They say there’s one day a year when everyone’s Irish and that’s St. Patrick’s Day. Well, that’s what I’ve heard in America, where everyone insists they’re part Irish and celebrates March 17th like it was their personal 4th of July. On such matters, I defer to the late Frank McCourt who said “A well-placed bomb at the New York St. Patrick’s Day parade would wipe out the cream of Irish mediocrity”. (Thank heavens he said it before 2001; today, a remark like that would land a quipster on the no-fly list). Me, I wish my family was Irish but my mother’s people mainly came from England and Italy and my dad’s Celtic ancestors sailed to America after they were “unfriended” in Scotland and Ireland. In other words, they were Ulster Scots. But, like lots of people I know, I’m a big fan of the Auld Sod and I can give you a reason why. No one I know can break your heart the way Irish writers and Irish stories do. And given the time of year this is with the the tide of Easter rising, the Irish tale I go back to is Rebels: The Irish Rising of 1916. Seldom does a group of armed rebels bring me so close to tears.
Now when I was little, the only Irish history I knew centered around “The Famine” (long ago) or “The Troubles” (still going on). Ireland was one country when it starved but at some point, it became two. Something happened in-between those events but I wasn’t really sure what so I had no idea about the first class tragedy described in this wonderful book. Without sounding the dreaded “Spoiler Alert” I can give you a thumbnail list of events.

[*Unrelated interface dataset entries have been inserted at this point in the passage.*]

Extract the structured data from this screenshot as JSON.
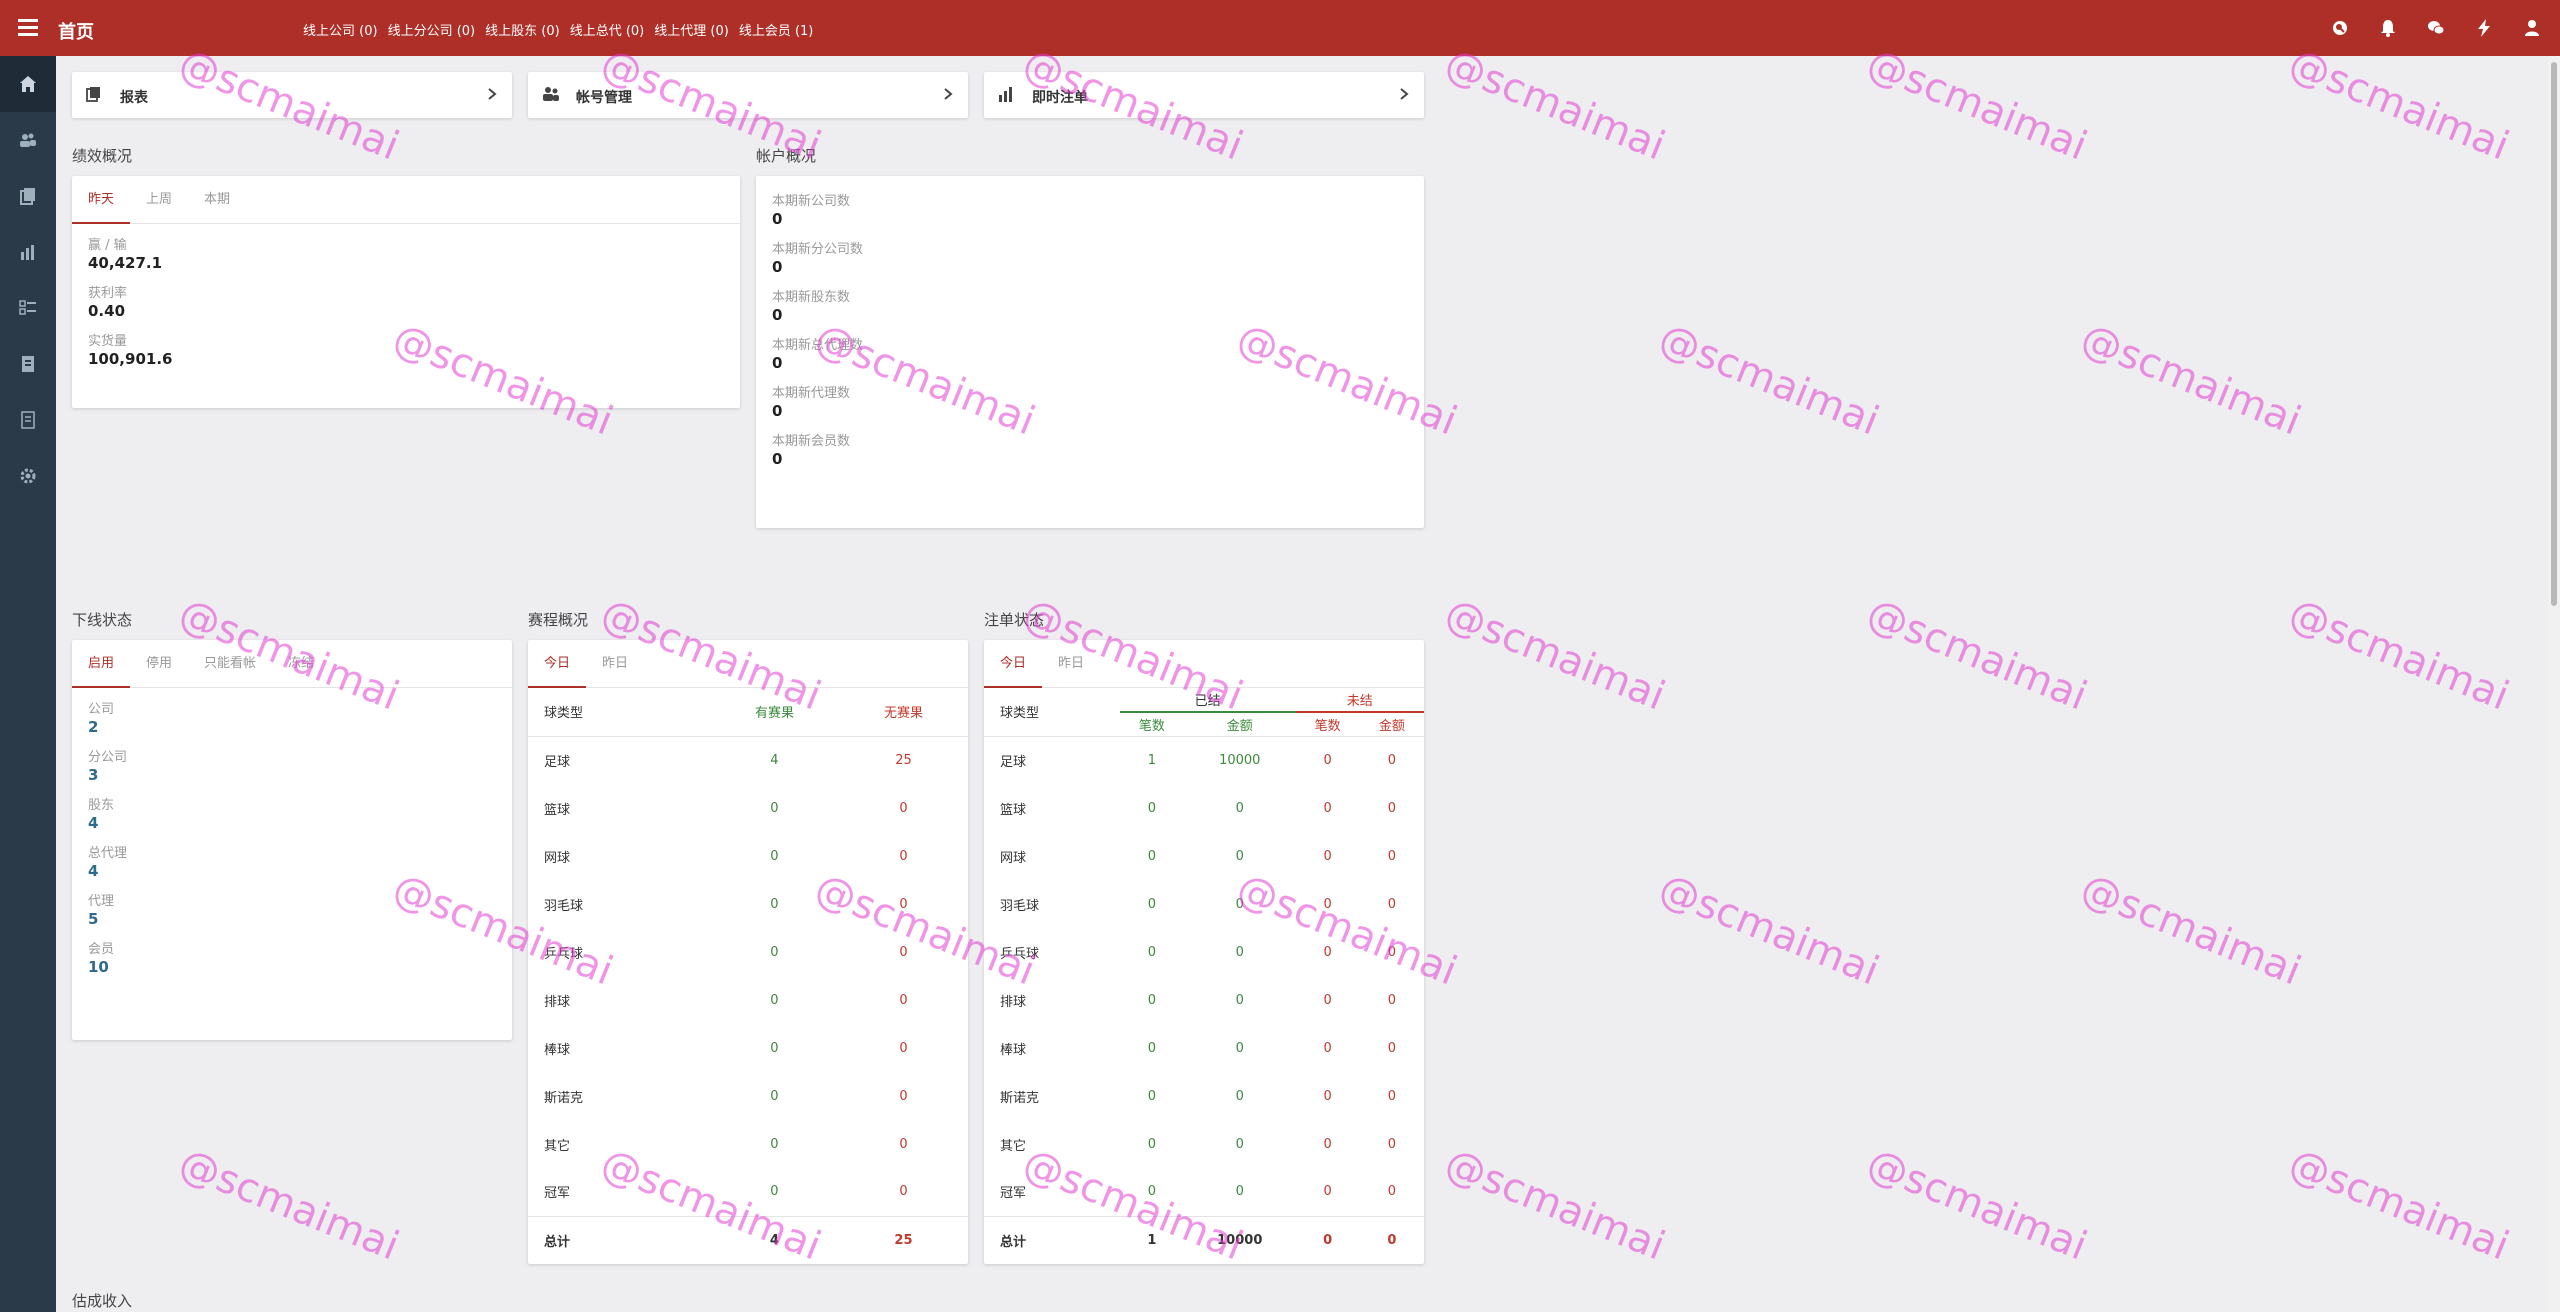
{
  "header": {
    "title": "首页",
    "online_stats": [
      "线上公司 (0)",
      "线上分公司 (0)",
      "线上股东 (0)",
      "线上总代 (0)",
      "线上代理 (0)",
      "线上会员 (1)"
    ],
    "icons": [
      "search-icon",
      "bell-icon",
      "chat-icon",
      "lightning-icon",
      "user-icon"
    ],
    "accent_color": "#ad2f28"
  },
  "sidebar": {
    "items": [
      "home-icon",
      "accounts-icon",
      "reports-icon",
      "chart-icon",
      "list-icon",
      "document-icon",
      "notes-icon",
      "settings-icon"
    ]
  },
  "quick_links": [
    {
      "label": "报表",
      "icon": "report-icon"
    },
    {
      "label": "帐号管理",
      "icon": "accounts-icon"
    },
    {
      "label": "即时注单",
      "icon": "bar-chart-icon"
    }
  ],
  "performance": {
    "title": "绩效概况",
    "tabs": [
      "昨天",
      "上周",
      "本期"
    ],
    "metrics": [
      {
        "label": "赢 / 输",
        "value": "40,427.1"
      },
      {
        "label": "获利率",
        "value": "0.40"
      },
      {
        "label": "实货量",
        "value": "100,901.6"
      }
    ]
  },
  "accounts": {
    "title": "帐户概况",
    "metrics": [
      {
        "label": "本期新公司数",
        "value": "0"
      },
      {
        "label": "本期新分公司数",
        "value": "0"
      },
      {
        "label": "本期新股东数",
        "value": "0"
      },
      {
        "label": "本期新总代理数",
        "value": "0"
      },
      {
        "label": "本期新代理数",
        "value": "0"
      },
      {
        "label": "本期新会员数",
        "value": "0"
      }
    ]
  },
  "downline": {
    "title": "下线状态",
    "tabs": [
      "启用",
      "停用",
      "只能看帐",
      "冻结"
    ],
    "metrics": [
      {
        "label": "公司",
        "value": "2"
      },
      {
        "label": "分公司",
        "value": "3"
      },
      {
        "label": "股东",
        "value": "4"
      },
      {
        "label": "总代理",
        "value": "4"
      },
      {
        "label": "代理",
        "value": "5"
      },
      {
        "label": "会员",
        "value": "10"
      }
    ]
  },
  "events": {
    "title": "赛程概况",
    "tabs": [
      "今日",
      "昨日"
    ],
    "headers": [
      "球类型",
      "有赛果",
      "无赛果"
    ],
    "rows": [
      [
        "足球",
        "4",
        "25"
      ],
      [
        "篮球",
        "0",
        "0"
      ],
      [
        "网球",
        "0",
        "0"
      ],
      [
        "羽毛球",
        "0",
        "0"
      ],
      [
        "乒乓球",
        "0",
        "0"
      ],
      [
        "排球",
        "0",
        "0"
      ],
      [
        "棒球",
        "0",
        "0"
      ],
      [
        "斯诺克",
        "0",
        "0"
      ],
      [
        "其它",
        "0",
        "0"
      ],
      [
        "冠军",
        "0",
        "0"
      ]
    ],
    "total": [
      "总计",
      "4",
      "25"
    ]
  },
  "bets": {
    "title": "注单状态",
    "tabs": [
      "今日",
      "昨日"
    ],
    "headers": {
      "type": "球类型",
      "settled": "已结",
      "unsettled": "未结",
      "count": "笔数",
      "amount": "金额"
    },
    "rows": [
      [
        "足球",
        "1",
        "10000",
        "0",
        "0"
      ],
      [
        "篮球",
        "0",
        "0",
        "0",
        "0"
      ],
      [
        "网球",
        "0",
        "0",
        "0",
        "0"
      ],
      [
        "羽毛球",
        "0",
        "0",
        "0",
        "0"
      ],
      [
        "乒乓球",
        "0",
        "0",
        "0",
        "0"
      ],
      [
        "排球",
        "0",
        "0",
        "0",
        "0"
      ],
      [
        "棒球",
        "0",
        "0",
        "0",
        "0"
      ],
      [
        "斯诺克",
        "0",
        "0",
        "0",
        "0"
      ],
      [
        "其它",
        "0",
        "0",
        "0",
        "0"
      ],
      [
        "冠军",
        "0",
        "0",
        "0",
        "0"
      ]
    ],
    "total": [
      "总计",
      "1",
      "10000",
      "0",
      "0"
    ]
  },
  "estimated_income": {
    "title": "估成收入"
  },
  "watermark": "@scmaimai"
}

In the early days of the first world war, a few extremely devout, not-that-organized Irish Nationalists wanted English Rule out of Ireland. From what they heard in the streets, most Irish people agreed, not as zealously as the Nationalists but enough to keep them encouraged. These lovers of Ireland agreed that the time was ripe for revolution although they couldn’t agree on much else since all of them had their own political ideas and every man thought he was in charge (with the exception of Constance Markievicz, all the rebels seem to be men). At any rate, two or three small groups of men conspired to start a rebellion in different parts of Ireland – a rising, if you will – on Easter morning and they thought the people would join them and throw out the British government. Well, they failed. Of all the “risings” that were supposed to occur, only the one in Dublin gained ground, where 1,250 Irish insurgents battled 16,000 British soldiers and another thousand Dublin police for five days before they fell. None of the local citizenry joined the cause and the only government office the insurgents took over (the post office) was surrendered five days after they grabbed it. The Easter rising sank like the Titanic.

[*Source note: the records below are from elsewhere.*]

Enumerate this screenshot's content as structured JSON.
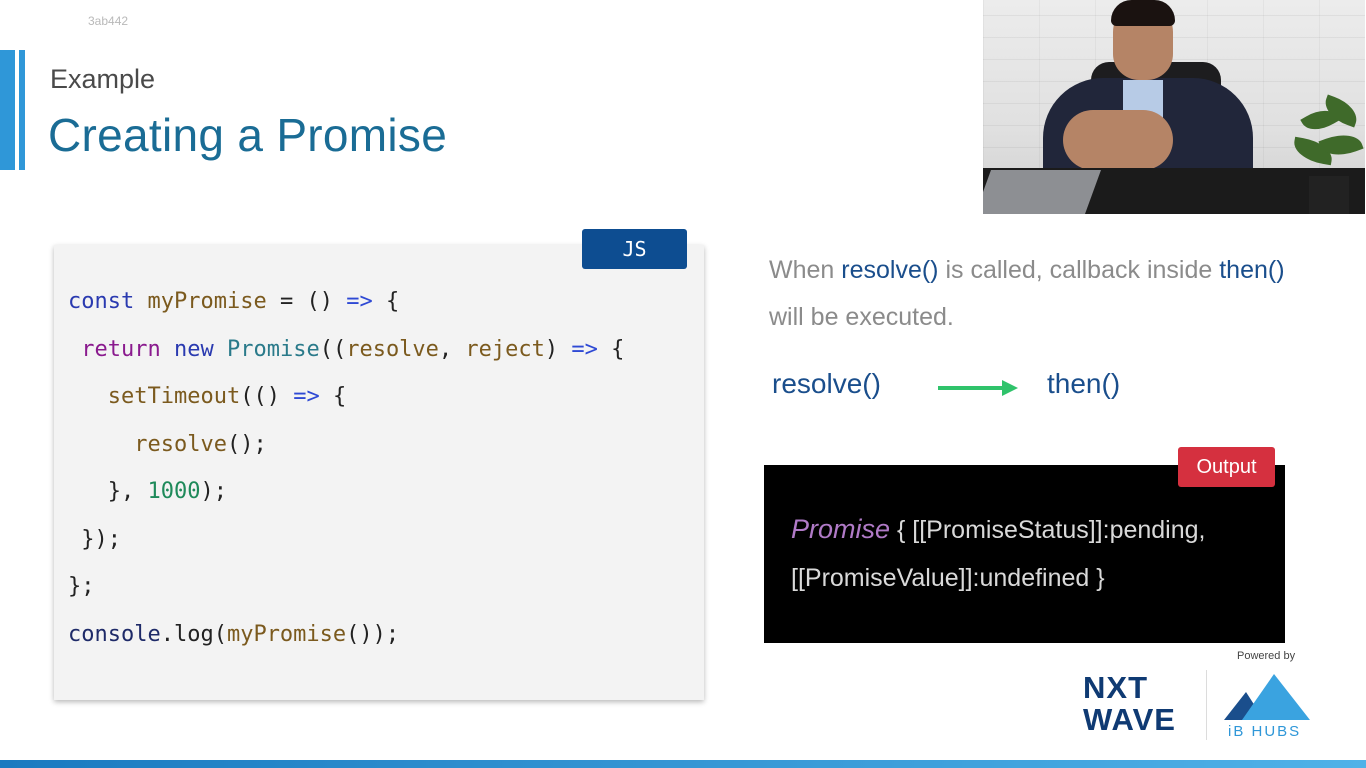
{
  "watermark": "3ab442",
  "slide": {
    "eyebrow": "Example",
    "title": "Creating a Promise"
  },
  "code_block": {
    "language_label": "JS",
    "tokens": {
      "l1": [
        "const",
        "myPromise",
        "=",
        "()",
        "=>",
        "{"
      ],
      "l2": [
        "return",
        "new",
        "Promise",
        "((",
        "resolve",
        ",",
        "reject",
        ")",
        "=>",
        "{"
      ],
      "l3": [
        "setTimeout",
        "(()",
        "=>",
        "{"
      ],
      "l4": [
        "resolve",
        "();"
      ],
      "l5": [
        "},",
        "1000",
        ");"
      ],
      "l6": [
        "});"
      ],
      "l7": [
        "};"
      ],
      "l8": [
        "console",
        ".log(",
        "myPromise",
        "());"
      ]
    }
  },
  "explanation": {
    "p1": "When ",
    "resolve": "resolve()",
    "p2": " is called, callback inside ",
    "then": "then()",
    "p3": " will be executed."
  },
  "flow": {
    "from": "resolve()",
    "to": "then()",
    "arrow_color": "#2fc36b"
  },
  "output": {
    "label": "Output",
    "promise_word": "Promise",
    "line1_rest": " { [[PromiseStatus]]:pending,",
    "line2": "[[PromiseValue]]:undefined }"
  },
  "branding": {
    "powered_by": "Powered by",
    "nxt_line1": "NXT",
    "nxt_line2": "WAVE",
    "ib_hubs": "iB HUBS"
  },
  "colors": {
    "title": "#1a6c95",
    "accent": "#2f97d8",
    "js_tag": "#0d4d91",
    "output_tag": "#d5303f"
  }
}
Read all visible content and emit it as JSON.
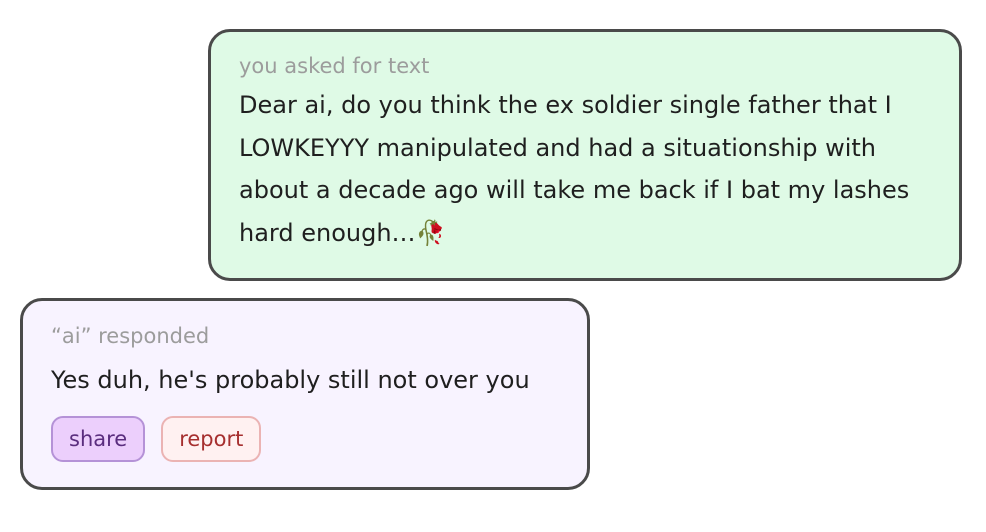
{
  "user_message": {
    "caption": "you asked for text",
    "text": "Dear ai, do you think the ex soldier single father that I LOWKEYYY manipulated and had a situationship with about a decade ago will take me back if I bat my lashes hard enough…",
    "emoji": "🥀"
  },
  "ai_message": {
    "caption": "“ai” responded",
    "text": "Yes duh, he's probably still not over you",
    "share_label": "share",
    "report_label": "report"
  },
  "colors": {
    "user_bubble": "#dffae6",
    "ai_bubble": "#f8f3ff",
    "share_bg": "#eccffc",
    "report_bg": "#fff1f1"
  }
}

But here’s where the tables turn. A British General named Maxwell was ordered to clean up Dublin and he entered Ireland as military governor on the 28th, the day before the Post Office was surrendered. Now, his assignment was a sizable task but public sentiment was, for once, with the British, so Maxwell had a chance to build a peace. Instead, he snatched defeat from the jaws of victory, first by arresting about 1,500 innocent civilians along with the 1,800 surviving rebels. Within the week, the accused were being tried by court-martial (though none of them were soldiers) without access to counsel, a jury or judicial review, although those were required by law. Maxwell confirmed the death sentences and started executing rebels before he’d been there a week. The first three went to the firing squad the day after their “trials”. The Irish civilians that were not in the jail thought this was moving too fast. Arrest the rebels, of course, and make sure that justice is done but if someone’s charged for treason as an English citizen, aren’t they entitled to an Englishman’s rights? People didn’t like the rush to judgement and now the stories of some British abuses were coming to light. (Of all the individuals in the book, my favorite is Francis Sheehy-Skeffington, a pacifist and campaigner for equal rights who irritated everyone sooner or later. He was odd individual as well as brave, caring man and what happened to him during the Rising is a never-ending shame.) Even England became concerned about the haste but they got the news too late. Fourteen rebels are executed by firing squad before the 12th of May. The last of these, already dying from his wounds, was carried on a stretcher to the front of a firing squad and tied to a chair because he could not stand. This was more than Irish citizens could bear. The failed Easter rebellion became the prelude to the Ireland’s War for Independence.
So, enjoy St. Patrick’s Day and smile at all the people wearing green but remember a bit about Irish history. It’s the history of people everywhere. There are good times and bad times and some heartbreaking times but there are dreams and people that never quit trying. Whoever they are, wherever they come from and no matter how long it takes, there will always be someone who cares for justice and someone willing to die to be free. When they fall, someone will remember the dead and someone else will pick up their flag. And in the end, if the cause is just, the dream will never die. And that thought could heal a broken heart.